Please repeat the records beneath this task exactly as they appear, but skip the images.

═══ Provided records

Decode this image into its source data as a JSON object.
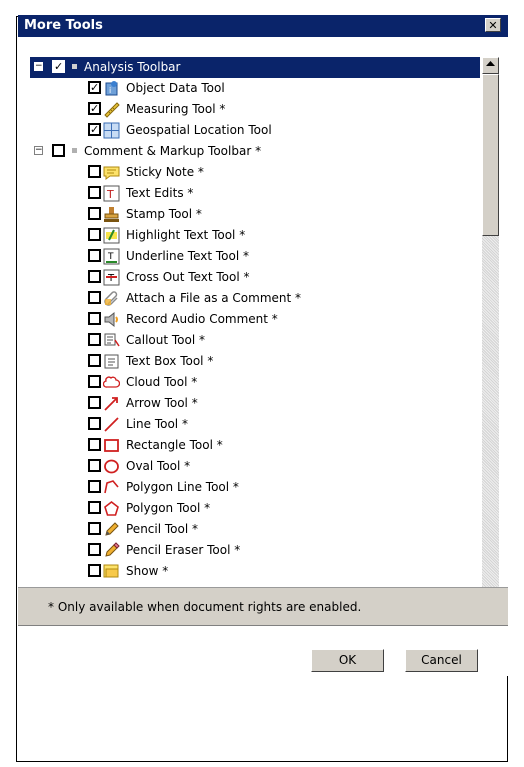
{
  "dialog": {
    "title": "More Tools",
    "close_glyph": "✕"
  },
  "tree": {
    "groups": [
      {
        "label": "Analysis Toolbar",
        "expander": "−",
        "checked": true,
        "selected": true,
        "items": [
          {
            "label": "Object Data Tool",
            "checked": true,
            "icon": "object-data-icon"
          },
          {
            "label": "Measuring Tool *",
            "checked": true,
            "icon": "ruler-icon"
          },
          {
            "label": "Geospatial Location Tool",
            "checked": true,
            "icon": "geospatial-icon"
          }
        ]
      },
      {
        "label": "Comment & Markup Toolbar *",
        "expander": "−",
        "checked": false,
        "selected": false,
        "items": [
          {
            "label": "Sticky Note *",
            "checked": false,
            "icon": "sticky-note-icon"
          },
          {
            "label": "Text Edits *",
            "checked": false,
            "icon": "text-edits-icon"
          },
          {
            "label": "Stamp Tool *",
            "checked": false,
            "icon": "stamp-icon"
          },
          {
            "label": "Highlight Text Tool *",
            "checked": false,
            "icon": "highlight-text-icon"
          },
          {
            "label": "Underline Text Tool *",
            "checked": false,
            "icon": "underline-text-icon"
          },
          {
            "label": "Cross Out Text Tool *",
            "checked": false,
            "icon": "cross-out-text-icon"
          },
          {
            "label": "Attach a File as a Comment *",
            "checked": false,
            "icon": "paperclip-icon"
          },
          {
            "label": "Record Audio Comment *",
            "checked": false,
            "icon": "speaker-icon"
          },
          {
            "label": "Callout Tool *",
            "checked": false,
            "icon": "callout-icon"
          },
          {
            "label": "Text Box Tool *",
            "checked": false,
            "icon": "text-box-icon"
          },
          {
            "label": "Cloud Tool *",
            "checked": false,
            "icon": "cloud-icon"
          },
          {
            "label": "Arrow Tool *",
            "checked": false,
            "icon": "arrow-icon"
          },
          {
            "label": "Line Tool *",
            "checked": false,
            "icon": "line-icon"
          },
          {
            "label": "Rectangle Tool *",
            "checked": false,
            "icon": "rectangle-icon"
          },
          {
            "label": "Oval Tool *",
            "checked": false,
            "icon": "oval-icon"
          },
          {
            "label": "Polygon Line Tool *",
            "checked": false,
            "icon": "polygon-line-icon"
          },
          {
            "label": "Polygon Tool *",
            "checked": false,
            "icon": "polygon-icon"
          },
          {
            "label": "Pencil Tool *",
            "checked": false,
            "icon": "pencil-icon"
          },
          {
            "label": "Pencil Eraser Tool *",
            "checked": false,
            "icon": "pencil-eraser-icon"
          },
          {
            "label": "Show *",
            "checked": false,
            "icon": "show-icon"
          }
        ]
      }
    ]
  },
  "footer": {
    "note": "* Only available when document rights are enabled.",
    "ok_label": "OK",
    "cancel_label": "Cancel"
  },
  "colors": {
    "titlebar": "#0a246a",
    "selection": "#0a246a",
    "dialog_face": "#d4d0c8"
  }
}
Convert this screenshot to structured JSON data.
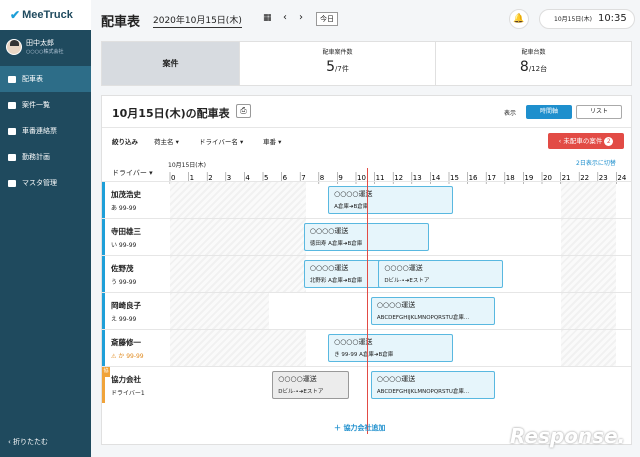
{
  "sidebar": {
    "brand": "MeeTruck",
    "user_name": "田中太郎",
    "company": "○○○○株式会社",
    "items": [
      {
        "label": "配車表"
      },
      {
        "label": "案件一覧"
      },
      {
        "label": "車番連絡票"
      },
      {
        "label": "勤務計画"
      },
      {
        "label": "マスタ管理"
      }
    ],
    "collapse": "折りたたむ"
  },
  "header": {
    "title": "配車表",
    "date": "2020年10月15日(木)",
    "today": "今日",
    "clock_date": "10月15日(木)",
    "clock_time": "10:35"
  },
  "summary": {
    "label": "案件",
    "cases_label": "配車案件数",
    "cases_value": "5",
    "cases_total": "/7件",
    "trucks_label": "配車台数",
    "trucks_value": "8",
    "trucks_total": "/12台"
  },
  "panel": {
    "title": "10月15日(木)の配車表",
    "display_label": "表示",
    "btn_timeline": "時間軸",
    "btn_list": "リスト",
    "filter": "絞り込み",
    "f1": "荷主名",
    "f2": "ドライバー名",
    "f3": "車番",
    "unassigned": "未配車の案件",
    "unassigned_count": "2",
    "driver_col": "ドライバー",
    "two_day": "2日表示に切替",
    "date_header": "10月15日(木)",
    "add_partner": "協力会社追加",
    "hours": [
      "0",
      "1",
      "2",
      "3",
      "4",
      "5",
      "6",
      "7",
      "8",
      "9",
      "10",
      "11",
      "12",
      "13",
      "14",
      "15",
      "16",
      "17",
      "18",
      "19",
      "20",
      "21",
      "22",
      "23",
      "24"
    ]
  },
  "rows": [
    {
      "name": "加茂浩史",
      "plate": "あ 99-99",
      "partner": false,
      "hatch": [
        [
          0,
          7.3
        ],
        [
          21,
          24
        ]
      ],
      "cards": [
        {
          "s": 8.5,
          "e": 15.2,
          "title": "○○○○運送",
          "sub": "A倉庫➜B倉庫"
        }
      ]
    },
    {
      "name": "寺田雄三",
      "plate": "い 99-99",
      "partner": false,
      "hatch": [
        [
          0,
          7.3
        ],
        [
          21,
          24
        ]
      ],
      "cards": [
        {
          "s": 7.2,
          "e": 13.9,
          "title": "○○○○運送",
          "sub": "徳田寿  A倉庫➜B倉庫"
        }
      ]
    },
    {
      "name": "佐野茂",
      "plate": "う 99-99",
      "partner": false,
      "hatch": [
        [
          0,
          7.3
        ],
        [
          21,
          24
        ]
      ],
      "cards": [
        {
          "s": 7.2,
          "e": 13.9,
          "title": "○○○○運送",
          "sub": "北野彩  A倉庫➜B倉庫"
        },
        {
          "s": 11.2,
          "e": 17.9,
          "title": "○○○○運送",
          "sub": "Dビル-•➜Eストア"
        }
      ]
    },
    {
      "name": "岡崎良子",
      "plate": "え 99-99",
      "partner": false,
      "hatch": [
        [
          0,
          5.3
        ],
        [
          21,
          24
        ]
      ],
      "cards": [
        {
          "s": 10.8,
          "e": 17.5,
          "title": "○○○○運送",
          "sub": "ABCDEFGHIJKLMNOPQRSTU倉庫..."
        }
      ]
    },
    {
      "name": "斎藤修一",
      "plate": "か 99-99",
      "partner": false,
      "warn": true,
      "hatch": [
        [
          0,
          7.3
        ],
        [
          21,
          24
        ]
      ],
      "cards": [
        {
          "s": 8.5,
          "e": 15.2,
          "title": "○○○○運送",
          "sub": "き 99-99  A倉庫➜B倉庫"
        }
      ]
    },
    {
      "name": "協力会社",
      "plate": "ドライバー1",
      "partner": true,
      "hatch": [],
      "cards": [
        {
          "s": 5.5,
          "e": 9.6,
          "title": "○○○○運送",
          "sub": "Dビル-•➜Eストア",
          "gray": true
        },
        {
          "s": 10.8,
          "e": 17.5,
          "title": "○○○○運送",
          "sub": "ABCDEFGHIJKLMNOPQRSTU倉庫..."
        }
      ]
    }
  ],
  "now_hour": 10.58,
  "colors": {
    "primary": "#1e8fcd",
    "sidebar": "#1f4a5e",
    "alert": "#e24b45"
  }
}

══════

[Answer space]
Decode this image into its source data as a JSON object.
{
  "dialog": {
    "title": "More Tools",
    "close_glyph": "✕"
  },
  "tree": {
    "groups": [
      {
        "label": "Analysis Toolbar",
        "expander": "−",
        "checked": true,
        "selected": true,
        "items": [
          {
            "label": "Object Data Tool",
            "checked": true,
            "icon": "object-data-icon"
          },
          {
            "label": "Measuring Tool *",
            "checked": true,
            "icon": "ruler-icon"
          },
          {
            "label": "Geospatial Location Tool",
            "checked": true,
            "icon": "geospatial-icon"
          }
        ]
      },
      {
        "label": "Comment & Markup Toolbar *",
        "expander": "−",
        "checked": false,
        "selected": false,
        "items": [
          {
            "label": "Sticky Note *",
            "checked": false,
            "icon": "sticky-note-icon"
          },
          {
            "label": "Text Edits *",
            "checked": false,
            "icon": "text-edits-icon"
          },
          {
            "label": "Stamp Tool *",
            "checked": false,
            "icon": "stamp-icon"
          },
          {
            "label": "Highlight Text Tool *",
            "checked": false,
            "icon": "highlight-text-icon"
          },
          {
            "label": "Underline Text Tool *",
            "checked": false,
            "icon": "underline-text-icon"
          },
          {
            "label": "Cross Out Text Tool *",
            "checked": false,
            "icon": "cross-out-text-icon"
          },
          {
            "label": "Attach a File as a Comment *",
            "checked": false,
            "icon": "paperclip-icon"
          },
          {
            "label": "Record Audio Comment *",
            "checked": false,
            "icon": "speaker-icon"
          },
          {
            "label": "Callout Tool *",
            "checked": false,
            "icon": "callout-icon"
          },
          {
            "label": "Text Box Tool *",
            "checked": false,
            "icon": "text-box-icon"
          },
          {
            "label": "Cloud Tool *",
            "checked": false,
            "icon": "cloud-icon"
          },
          {
            "label": "Arrow Tool *",
            "checked": false,
            "icon": "arrow-icon"
          },
          {
            "label": "Line Tool *",
            "checked": false,
            "icon": "line-icon"
          },
          {
            "label": "Rectangle Tool *",
            "checked": false,
            "icon": "rectangle-icon"
          },
          {
            "label": "Oval Tool *",
            "checked": false,
            "icon": "oval-icon"
          },
          {
            "label": "Polygon Line Tool *",
            "checked": false,
            "icon": "polygon-line-icon"
          },
          {
            "label": "Polygon Tool *",
            "checked": false,
            "icon": "polygon-icon"
          },
          {
            "label": "Pencil Tool *",
            "checked": false,
            "icon": "pencil-icon"
          },
          {
            "label": "Pencil Eraser Tool *",
            "checked": false,
            "icon": "pencil-eraser-icon"
          },
          {
            "label": "Show *",
            "checked": false,
            "icon": "show-icon"
          }
        ]
      }
    ]
  },
  "footer": {
    "note": "* Only available when document rights are enabled.",
    "ok_label": "OK",
    "cancel_label": "Cancel"
  },
  "colors": {
    "titlebar": "#0a246a",
    "selection": "#0a246a",
    "dialog_face": "#d4d0c8"
  }
}
Convert this screenshot to structured JSON data.
{
  "sidebar": {
    "brand": "MeeTruck",
    "user_name": "田中太郎",
    "company": "○○○○株式会社",
    "items": [
      {
        "label": "配車表"
      },
      {
        "label": "案件一覧"
      },
      {
        "label": "車番連絡票"
      },
      {
        "label": "勤務計画"
      },
      {
        "label": "マスタ管理"
      }
    ],
    "collapse": "折りたたむ"
  },
  "header": {
    "title": "配車表",
    "date": "2020年10月15日(木)",
    "today": "今日",
    "clock_date": "10月15日(木)",
    "clock_time": "10:35"
  },
  "summary": {
    "label": "案件",
    "cases_label": "配車案件数",
    "cases_value": "5",
    "cases_total": "/7件",
    "trucks_label": "配車台数",
    "trucks_value": "8",
    "trucks_total": "/12台"
  },
  "panel": {
    "title": "10月15日(木)の配車表",
    "display_label": "表示",
    "btn_timeline": "時間軸",
    "btn_list": "リスト",
    "filter": "絞り込み",
    "f1": "荷主名",
    "f2": "ドライバー名",
    "f3": "車番",
    "unassigned": "未配車の案件",
    "unassigned_count": "2",
    "driver_col": "ドライバー",
    "two_day": "2日表示に切替",
    "date_header": "10月15日(木)",
    "add_partner": "協力会社追加",
    "hours": [
      "0",
      "1",
      "2",
      "3",
      "4",
      "5",
      "6",
      "7",
      "8",
      "9",
      "10",
      "11",
      "12",
      "13",
      "14",
      "15",
      "16",
      "17",
      "18",
      "19",
      "20",
      "21",
      "22",
      "23",
      "24"
    ]
  },
  "rows": [
    {
      "name": "加茂浩史",
      "plate": "あ 99-99",
      "partner": false,
      "hatch": [
        [
          0,
          7.3
        ],
        [
          21,
          24
        ]
      ],
      "cards": [
        {
          "s": 8.5,
          "e": 15.2,
          "title": "○○○○運送",
          "sub": "A倉庫➜B倉庫"
        }
      ]
    },
    {
      "name": "寺田雄三",
      "plate": "い 99-99",
      "partner": false,
      "hatch": [
        [
          0,
          7.3
        ],
        [
          21,
          24
        ]
      ],
      "cards": [
        {
          "s": 7.2,
          "e": 13.9,
          "title": "○○○○運送",
          "sub": "徳田寿  A倉庫➜B倉庫"
        }
      ]
    },
    {
      "name": "佐野茂",
      "plate": "う 99-99",
      "partner": false,
      "hatch": [
        [
          0,
          7.3
        ],
        [
          21,
          24
        ]
      ],
      "cards": [
        {
          "s": 7.2,
          "e": 13.9,
          "title": "○○○○運送",
          "sub": "北野彩  A倉庫➜B倉庫"
        },
        {
          "s": 11.2,
          "e": 17.9,
          "title": "○○○○運送",
          "sub": "Dビル-•➜Eストア"
        }
      ]
    },
    {
      "name": "岡崎良子",
      "plate": "え 99-99",
      "partner": false,
      "hatch": [
        [
          0,
          5.3
        ],
        [
          21,
          24
        ]
      ],
      "cards": [
        {
          "s": 10.8,
          "e": 17.5,
          "title": "○○○○運送",
          "sub": "ABCDEFGHIJKLMNOPQRSTU倉庫..."
        }
      ]
    },
    {
      "name": "斎藤修一",
      "plate": "か 99-99",
      "partner": false,
      "warn": true,
      "hatch": [
        [
          0,
          7.3
        ],
        [
          21,
          24
        ]
      ],
      "cards": [
        {
          "s": 8.5,
          "e": 15.2,
          "title": "○○○○運送",
          "sub": "き 99-99  A倉庫➜B倉庫"
        }
      ]
    },
    {
      "name": "協力会社",
      "plate": "ドライバー1",
      "partner": true,
      "hatch": [],
      "cards": [
        {
          "s": 5.5,
          "e": 9.6,
          "title": "○○○○運送",
          "sub": "Dビル-•➜Eストア",
          "gray": true
        },
        {
          "s": 10.8,
          "e": 17.5,
          "title": "○○○○運送",
          "sub": "ABCDEFGHIJKLMNOPQRSTU倉庫..."
        }
      ]
    }
  ],
  "now_hour": 10.58,
  "colors": {
    "primary": "#1e8fcd",
    "sidebar": "#1f4a5e",
    "alert": "#e24b45"
  }
}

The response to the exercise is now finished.